======== PROVIDED RECORDS

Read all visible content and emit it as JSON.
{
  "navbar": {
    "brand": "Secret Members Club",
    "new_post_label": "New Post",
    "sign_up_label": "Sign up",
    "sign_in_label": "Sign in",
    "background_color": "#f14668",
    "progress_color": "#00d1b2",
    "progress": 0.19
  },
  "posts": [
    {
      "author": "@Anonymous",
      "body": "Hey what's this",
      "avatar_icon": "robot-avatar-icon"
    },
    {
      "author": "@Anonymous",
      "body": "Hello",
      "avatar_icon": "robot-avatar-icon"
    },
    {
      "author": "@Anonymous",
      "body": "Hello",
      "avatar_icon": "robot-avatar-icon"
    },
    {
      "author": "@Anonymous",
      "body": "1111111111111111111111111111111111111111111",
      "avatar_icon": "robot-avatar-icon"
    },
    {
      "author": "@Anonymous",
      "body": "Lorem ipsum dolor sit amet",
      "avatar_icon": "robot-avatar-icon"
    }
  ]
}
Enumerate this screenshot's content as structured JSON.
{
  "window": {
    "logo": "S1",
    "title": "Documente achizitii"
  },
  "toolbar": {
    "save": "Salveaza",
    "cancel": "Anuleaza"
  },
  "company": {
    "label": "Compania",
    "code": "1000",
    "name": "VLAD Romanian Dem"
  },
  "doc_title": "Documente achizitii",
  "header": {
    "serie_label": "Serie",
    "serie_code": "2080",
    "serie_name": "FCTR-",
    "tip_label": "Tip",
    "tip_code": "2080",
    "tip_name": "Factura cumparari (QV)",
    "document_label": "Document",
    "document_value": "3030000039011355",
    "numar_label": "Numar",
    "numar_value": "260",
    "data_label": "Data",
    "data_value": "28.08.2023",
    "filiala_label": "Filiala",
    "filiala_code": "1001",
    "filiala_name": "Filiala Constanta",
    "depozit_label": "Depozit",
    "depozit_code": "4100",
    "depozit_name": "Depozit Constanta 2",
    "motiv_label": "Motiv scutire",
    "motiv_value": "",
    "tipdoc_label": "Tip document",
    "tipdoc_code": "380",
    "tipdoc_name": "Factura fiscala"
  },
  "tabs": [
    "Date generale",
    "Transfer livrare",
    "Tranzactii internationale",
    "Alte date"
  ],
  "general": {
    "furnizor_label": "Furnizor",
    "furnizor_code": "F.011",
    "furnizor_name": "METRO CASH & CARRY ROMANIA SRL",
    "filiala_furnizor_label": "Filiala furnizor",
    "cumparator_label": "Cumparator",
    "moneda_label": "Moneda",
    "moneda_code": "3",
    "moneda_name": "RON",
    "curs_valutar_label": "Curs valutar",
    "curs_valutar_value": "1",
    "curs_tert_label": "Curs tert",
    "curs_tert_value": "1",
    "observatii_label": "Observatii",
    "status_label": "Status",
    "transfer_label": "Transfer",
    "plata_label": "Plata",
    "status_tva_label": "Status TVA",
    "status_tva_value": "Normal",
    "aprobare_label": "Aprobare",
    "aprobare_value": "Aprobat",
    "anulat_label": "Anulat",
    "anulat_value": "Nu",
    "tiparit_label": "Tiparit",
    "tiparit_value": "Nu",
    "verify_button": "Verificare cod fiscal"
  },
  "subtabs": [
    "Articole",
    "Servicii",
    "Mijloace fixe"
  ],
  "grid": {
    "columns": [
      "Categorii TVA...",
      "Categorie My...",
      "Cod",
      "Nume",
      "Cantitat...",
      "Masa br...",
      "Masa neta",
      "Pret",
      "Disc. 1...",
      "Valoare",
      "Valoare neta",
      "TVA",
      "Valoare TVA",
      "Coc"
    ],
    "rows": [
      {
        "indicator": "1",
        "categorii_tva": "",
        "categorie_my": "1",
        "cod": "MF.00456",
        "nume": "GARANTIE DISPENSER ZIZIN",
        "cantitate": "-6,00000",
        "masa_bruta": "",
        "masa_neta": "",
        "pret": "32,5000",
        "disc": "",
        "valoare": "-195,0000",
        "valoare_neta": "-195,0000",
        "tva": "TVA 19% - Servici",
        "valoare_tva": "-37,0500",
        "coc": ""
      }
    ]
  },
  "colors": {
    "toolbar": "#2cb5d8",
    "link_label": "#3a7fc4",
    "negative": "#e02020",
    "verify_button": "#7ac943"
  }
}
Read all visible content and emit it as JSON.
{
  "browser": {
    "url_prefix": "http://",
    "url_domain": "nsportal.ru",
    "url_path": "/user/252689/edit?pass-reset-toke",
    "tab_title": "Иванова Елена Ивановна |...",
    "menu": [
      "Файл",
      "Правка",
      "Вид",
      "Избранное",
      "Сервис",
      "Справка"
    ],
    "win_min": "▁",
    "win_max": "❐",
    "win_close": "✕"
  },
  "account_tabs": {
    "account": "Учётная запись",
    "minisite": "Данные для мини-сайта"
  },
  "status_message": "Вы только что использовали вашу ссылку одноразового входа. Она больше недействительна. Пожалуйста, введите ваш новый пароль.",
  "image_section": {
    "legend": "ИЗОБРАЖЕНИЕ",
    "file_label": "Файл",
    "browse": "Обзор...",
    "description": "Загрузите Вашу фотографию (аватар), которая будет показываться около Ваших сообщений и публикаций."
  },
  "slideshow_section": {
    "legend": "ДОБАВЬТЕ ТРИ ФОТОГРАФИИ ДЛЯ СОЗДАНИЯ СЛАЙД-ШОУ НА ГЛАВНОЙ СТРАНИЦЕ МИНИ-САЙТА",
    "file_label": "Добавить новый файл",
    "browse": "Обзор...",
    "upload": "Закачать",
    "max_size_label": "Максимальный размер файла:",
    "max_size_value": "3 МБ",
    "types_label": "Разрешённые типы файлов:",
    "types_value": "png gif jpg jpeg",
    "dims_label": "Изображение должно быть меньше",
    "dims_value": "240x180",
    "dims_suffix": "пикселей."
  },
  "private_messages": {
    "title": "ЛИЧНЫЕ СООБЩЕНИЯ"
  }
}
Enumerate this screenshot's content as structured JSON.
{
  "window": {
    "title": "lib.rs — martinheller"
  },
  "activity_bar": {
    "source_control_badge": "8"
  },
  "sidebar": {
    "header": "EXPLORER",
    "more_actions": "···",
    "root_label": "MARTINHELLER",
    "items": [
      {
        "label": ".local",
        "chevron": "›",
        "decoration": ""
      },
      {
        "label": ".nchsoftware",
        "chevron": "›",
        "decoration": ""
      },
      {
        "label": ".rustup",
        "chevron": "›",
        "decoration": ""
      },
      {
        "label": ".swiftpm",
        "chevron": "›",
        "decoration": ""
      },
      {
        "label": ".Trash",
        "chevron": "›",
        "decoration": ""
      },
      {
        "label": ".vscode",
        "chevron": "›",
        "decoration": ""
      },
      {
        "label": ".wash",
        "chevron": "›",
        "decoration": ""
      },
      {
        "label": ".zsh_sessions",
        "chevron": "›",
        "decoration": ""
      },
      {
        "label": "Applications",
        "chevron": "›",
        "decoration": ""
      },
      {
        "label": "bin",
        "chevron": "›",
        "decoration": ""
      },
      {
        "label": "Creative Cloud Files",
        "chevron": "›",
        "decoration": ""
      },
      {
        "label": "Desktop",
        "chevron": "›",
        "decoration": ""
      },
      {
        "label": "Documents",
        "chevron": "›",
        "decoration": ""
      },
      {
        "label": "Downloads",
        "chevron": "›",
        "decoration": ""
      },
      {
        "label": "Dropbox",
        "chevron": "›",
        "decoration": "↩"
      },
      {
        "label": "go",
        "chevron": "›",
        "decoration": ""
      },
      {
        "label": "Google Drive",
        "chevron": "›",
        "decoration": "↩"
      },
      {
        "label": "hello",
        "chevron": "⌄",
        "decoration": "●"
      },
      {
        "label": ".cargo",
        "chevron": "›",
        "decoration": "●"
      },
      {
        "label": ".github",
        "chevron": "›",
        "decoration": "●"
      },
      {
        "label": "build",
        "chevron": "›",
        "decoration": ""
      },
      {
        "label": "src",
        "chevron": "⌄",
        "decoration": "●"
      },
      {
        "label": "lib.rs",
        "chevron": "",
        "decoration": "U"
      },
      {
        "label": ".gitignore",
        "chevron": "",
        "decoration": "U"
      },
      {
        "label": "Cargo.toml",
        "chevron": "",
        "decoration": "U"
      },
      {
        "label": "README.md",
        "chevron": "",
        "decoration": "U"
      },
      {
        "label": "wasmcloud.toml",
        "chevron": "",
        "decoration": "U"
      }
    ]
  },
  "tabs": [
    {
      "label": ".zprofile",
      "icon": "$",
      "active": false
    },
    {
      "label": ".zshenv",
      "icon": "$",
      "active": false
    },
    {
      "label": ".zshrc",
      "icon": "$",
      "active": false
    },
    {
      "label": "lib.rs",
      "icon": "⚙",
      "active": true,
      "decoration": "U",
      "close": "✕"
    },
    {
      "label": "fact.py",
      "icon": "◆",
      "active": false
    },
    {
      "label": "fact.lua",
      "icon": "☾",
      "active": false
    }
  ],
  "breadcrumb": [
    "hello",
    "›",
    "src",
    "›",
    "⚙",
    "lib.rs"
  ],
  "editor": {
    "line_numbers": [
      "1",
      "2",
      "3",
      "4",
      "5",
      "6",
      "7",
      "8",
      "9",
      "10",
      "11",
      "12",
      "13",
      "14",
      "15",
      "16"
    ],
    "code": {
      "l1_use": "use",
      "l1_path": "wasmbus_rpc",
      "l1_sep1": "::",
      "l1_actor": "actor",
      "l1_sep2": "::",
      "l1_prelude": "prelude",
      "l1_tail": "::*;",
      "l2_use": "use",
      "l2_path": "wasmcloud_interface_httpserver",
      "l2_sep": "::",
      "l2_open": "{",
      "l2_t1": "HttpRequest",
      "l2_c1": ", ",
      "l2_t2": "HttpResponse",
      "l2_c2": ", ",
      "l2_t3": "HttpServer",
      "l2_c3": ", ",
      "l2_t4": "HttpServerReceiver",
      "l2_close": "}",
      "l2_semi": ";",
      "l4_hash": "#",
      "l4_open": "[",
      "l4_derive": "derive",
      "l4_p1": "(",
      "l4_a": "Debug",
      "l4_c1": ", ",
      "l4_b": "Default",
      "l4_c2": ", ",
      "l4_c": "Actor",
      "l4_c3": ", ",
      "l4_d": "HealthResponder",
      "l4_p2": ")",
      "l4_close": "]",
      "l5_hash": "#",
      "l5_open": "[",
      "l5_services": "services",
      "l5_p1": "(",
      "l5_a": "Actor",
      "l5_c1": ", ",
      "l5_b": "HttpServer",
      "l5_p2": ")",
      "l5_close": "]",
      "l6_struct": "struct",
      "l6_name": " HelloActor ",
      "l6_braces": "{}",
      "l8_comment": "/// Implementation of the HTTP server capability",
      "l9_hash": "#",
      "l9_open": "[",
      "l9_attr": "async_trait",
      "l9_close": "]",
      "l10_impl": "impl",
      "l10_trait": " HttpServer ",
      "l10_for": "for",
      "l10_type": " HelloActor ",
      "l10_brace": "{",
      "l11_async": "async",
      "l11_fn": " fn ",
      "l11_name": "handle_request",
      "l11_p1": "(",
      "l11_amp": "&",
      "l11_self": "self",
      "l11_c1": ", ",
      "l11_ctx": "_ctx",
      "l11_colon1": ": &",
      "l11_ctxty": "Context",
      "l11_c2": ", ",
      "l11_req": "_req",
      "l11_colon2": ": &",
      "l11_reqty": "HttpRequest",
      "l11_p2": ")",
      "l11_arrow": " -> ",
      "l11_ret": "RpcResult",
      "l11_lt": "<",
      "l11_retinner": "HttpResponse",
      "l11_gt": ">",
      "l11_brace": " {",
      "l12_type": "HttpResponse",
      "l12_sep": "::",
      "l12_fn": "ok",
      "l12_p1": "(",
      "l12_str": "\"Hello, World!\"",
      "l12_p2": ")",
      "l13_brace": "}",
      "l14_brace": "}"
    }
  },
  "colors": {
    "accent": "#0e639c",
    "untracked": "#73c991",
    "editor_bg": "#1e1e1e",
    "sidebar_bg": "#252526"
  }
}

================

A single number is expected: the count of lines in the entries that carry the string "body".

5